“Its coming to Ohio whether people want it or not. We need to be there to do it right, the right way.” While he seems to be hesitant of the situation he followed with “I think its important to do it right, so I will work with the state legislature when I’m governor to make sure it is done right, make sure we can control it, make sure that we can regulate it.”
With $150 million being wagered on sports illegally in the US, Ohio will look to take in some much needed tax revenue along with keeping their residents safe from illegal forms of sports wagering. State senator Bill Conley believes that an interstate compact is the correct path to ease the worries of detractors stating that it will “get rid of the bad things people are worried about. Things like casinos not taking bets, anti-money laundering, match-fixing.” Others are not as sold on the interstate compact being neccesary such as Art Manteris, VP of sports operations at Stations Casino, saying it federal oversight could lead to over regulations.
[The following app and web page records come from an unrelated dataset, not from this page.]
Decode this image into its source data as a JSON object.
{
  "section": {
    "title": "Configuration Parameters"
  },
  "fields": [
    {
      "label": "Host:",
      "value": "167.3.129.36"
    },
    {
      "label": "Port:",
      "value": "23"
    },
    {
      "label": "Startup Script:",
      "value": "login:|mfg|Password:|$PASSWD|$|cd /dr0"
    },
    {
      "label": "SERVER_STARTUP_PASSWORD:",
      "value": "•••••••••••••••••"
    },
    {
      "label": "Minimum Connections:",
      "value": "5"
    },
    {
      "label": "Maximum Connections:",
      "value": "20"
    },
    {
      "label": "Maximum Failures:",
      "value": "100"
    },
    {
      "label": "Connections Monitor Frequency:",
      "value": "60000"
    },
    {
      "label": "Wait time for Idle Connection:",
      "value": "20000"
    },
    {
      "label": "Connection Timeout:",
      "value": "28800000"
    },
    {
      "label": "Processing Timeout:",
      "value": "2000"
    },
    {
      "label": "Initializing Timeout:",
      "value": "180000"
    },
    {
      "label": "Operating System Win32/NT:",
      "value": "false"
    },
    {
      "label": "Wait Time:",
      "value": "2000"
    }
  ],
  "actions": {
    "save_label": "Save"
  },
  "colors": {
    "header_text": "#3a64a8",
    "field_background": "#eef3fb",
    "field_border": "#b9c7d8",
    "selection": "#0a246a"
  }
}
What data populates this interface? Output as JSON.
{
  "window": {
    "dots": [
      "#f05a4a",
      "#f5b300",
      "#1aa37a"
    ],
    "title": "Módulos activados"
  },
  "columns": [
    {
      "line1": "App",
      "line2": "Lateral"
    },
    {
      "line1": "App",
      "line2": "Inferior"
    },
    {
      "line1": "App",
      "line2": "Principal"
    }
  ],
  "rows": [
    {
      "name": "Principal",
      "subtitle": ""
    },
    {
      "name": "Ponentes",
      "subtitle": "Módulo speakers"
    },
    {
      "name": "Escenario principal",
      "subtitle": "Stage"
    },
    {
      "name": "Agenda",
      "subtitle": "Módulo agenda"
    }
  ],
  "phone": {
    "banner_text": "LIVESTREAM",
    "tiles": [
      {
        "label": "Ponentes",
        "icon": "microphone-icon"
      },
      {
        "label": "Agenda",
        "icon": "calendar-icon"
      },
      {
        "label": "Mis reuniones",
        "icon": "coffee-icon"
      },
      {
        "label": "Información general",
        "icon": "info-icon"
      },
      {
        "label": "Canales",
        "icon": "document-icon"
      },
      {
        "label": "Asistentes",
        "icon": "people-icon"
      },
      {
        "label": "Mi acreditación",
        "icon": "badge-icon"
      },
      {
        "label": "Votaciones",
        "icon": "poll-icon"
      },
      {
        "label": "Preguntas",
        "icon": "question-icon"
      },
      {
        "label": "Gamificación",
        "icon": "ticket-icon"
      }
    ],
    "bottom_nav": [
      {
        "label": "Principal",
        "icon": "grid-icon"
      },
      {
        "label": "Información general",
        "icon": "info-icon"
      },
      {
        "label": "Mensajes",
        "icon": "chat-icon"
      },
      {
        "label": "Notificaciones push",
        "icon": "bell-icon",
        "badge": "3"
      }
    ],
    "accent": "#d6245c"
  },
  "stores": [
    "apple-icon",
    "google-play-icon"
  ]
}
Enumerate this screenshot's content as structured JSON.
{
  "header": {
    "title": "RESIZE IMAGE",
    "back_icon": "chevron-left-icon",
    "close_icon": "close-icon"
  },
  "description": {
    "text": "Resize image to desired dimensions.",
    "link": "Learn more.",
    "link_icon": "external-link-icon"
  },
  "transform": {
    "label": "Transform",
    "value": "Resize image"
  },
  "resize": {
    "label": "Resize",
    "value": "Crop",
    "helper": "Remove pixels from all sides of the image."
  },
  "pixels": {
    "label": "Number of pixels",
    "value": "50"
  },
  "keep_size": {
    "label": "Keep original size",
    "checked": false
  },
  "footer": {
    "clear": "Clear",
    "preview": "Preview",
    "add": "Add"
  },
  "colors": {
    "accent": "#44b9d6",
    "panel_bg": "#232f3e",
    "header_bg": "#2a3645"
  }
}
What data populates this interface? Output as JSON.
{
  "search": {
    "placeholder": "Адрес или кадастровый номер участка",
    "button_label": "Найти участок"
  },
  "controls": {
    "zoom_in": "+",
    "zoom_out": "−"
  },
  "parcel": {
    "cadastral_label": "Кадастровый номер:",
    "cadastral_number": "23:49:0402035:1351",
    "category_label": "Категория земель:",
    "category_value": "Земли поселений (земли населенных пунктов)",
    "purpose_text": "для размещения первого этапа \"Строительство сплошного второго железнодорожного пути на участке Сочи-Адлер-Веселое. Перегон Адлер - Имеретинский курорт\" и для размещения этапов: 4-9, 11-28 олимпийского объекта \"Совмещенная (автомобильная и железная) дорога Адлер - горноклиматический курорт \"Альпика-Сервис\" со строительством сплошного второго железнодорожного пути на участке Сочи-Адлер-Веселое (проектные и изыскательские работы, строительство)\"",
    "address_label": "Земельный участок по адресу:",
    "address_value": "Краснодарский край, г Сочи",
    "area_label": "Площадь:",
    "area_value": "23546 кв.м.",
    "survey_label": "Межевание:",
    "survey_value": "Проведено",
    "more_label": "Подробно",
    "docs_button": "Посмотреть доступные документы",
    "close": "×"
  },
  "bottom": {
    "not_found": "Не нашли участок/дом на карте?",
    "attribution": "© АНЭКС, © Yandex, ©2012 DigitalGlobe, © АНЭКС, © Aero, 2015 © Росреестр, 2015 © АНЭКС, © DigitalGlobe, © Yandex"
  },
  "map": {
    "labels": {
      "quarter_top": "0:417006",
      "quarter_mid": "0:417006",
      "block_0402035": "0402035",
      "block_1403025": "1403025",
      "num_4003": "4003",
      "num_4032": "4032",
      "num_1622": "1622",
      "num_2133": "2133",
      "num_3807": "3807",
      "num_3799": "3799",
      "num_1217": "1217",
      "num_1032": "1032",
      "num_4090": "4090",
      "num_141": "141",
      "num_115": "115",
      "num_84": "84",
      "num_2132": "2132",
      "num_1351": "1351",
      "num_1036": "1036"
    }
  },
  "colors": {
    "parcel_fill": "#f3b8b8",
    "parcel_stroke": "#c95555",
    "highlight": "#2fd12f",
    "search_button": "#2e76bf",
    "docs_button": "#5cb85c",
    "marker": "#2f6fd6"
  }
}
While there is much work to be done, it seems as though the right people are on board for a 2019 sports betting launch in the Buckeye State. While we are all looking forward to how and when this will happen, it definitely seems to be more of a “when” than “if.”
Ohio’s Betting History
Ohio is not usually the first place people think of when it comes to gambling, mainly since before 2009, all forms of gambling were illegal. That all changed in November 2009, Ohio residents voted in favor of a measure to allow four casinos in the state. The plan was to allow one casino in each major city including Cleveland, Toledo, Columbus and Cincinnati. It took a few years to make this dream a reality, but on May 14th, 2012 the Jack Cleveland Casino opened its doors and with it, Ohio had joined the list of States to offer legal gambling within their borders. The other 3 casinos opened shortly after in 2012.
Since 2012, Ohio has approved seven other casinos bringing the total to 11. The gambling scene in alive and well in the Buckeye state and has grown into an almost billion dollar a year industry with tax revenue being divided into money for local communities, schools and state wide funds.
Ohio Sports Betting FAQs
Is sports betting legal in Ohio?
Not yet, but there is legislation in the works and we expect by the end of 2019 for sports betting to be legal in Ohio.
Where will I be able to place a sports bet in Ohio when it does become legal?
The state plans on having their 11 casinos and various video lottery locations handle sports betting.
What sports can I bet?
Most likely all professional and collegiate sports, including American, European and other international markets.
When will sports betting go live in Ohio?
With talks of legislation getting halted near the end of 2018, we hope to see sports betting go live in late 2019.
What types of bets will I be able to make in Ohio?
If Ohio follows the same matrix as other established states like New Jersey and Nevada, you will have a wide array of options such as:
- Moneyline bets
- Prop bets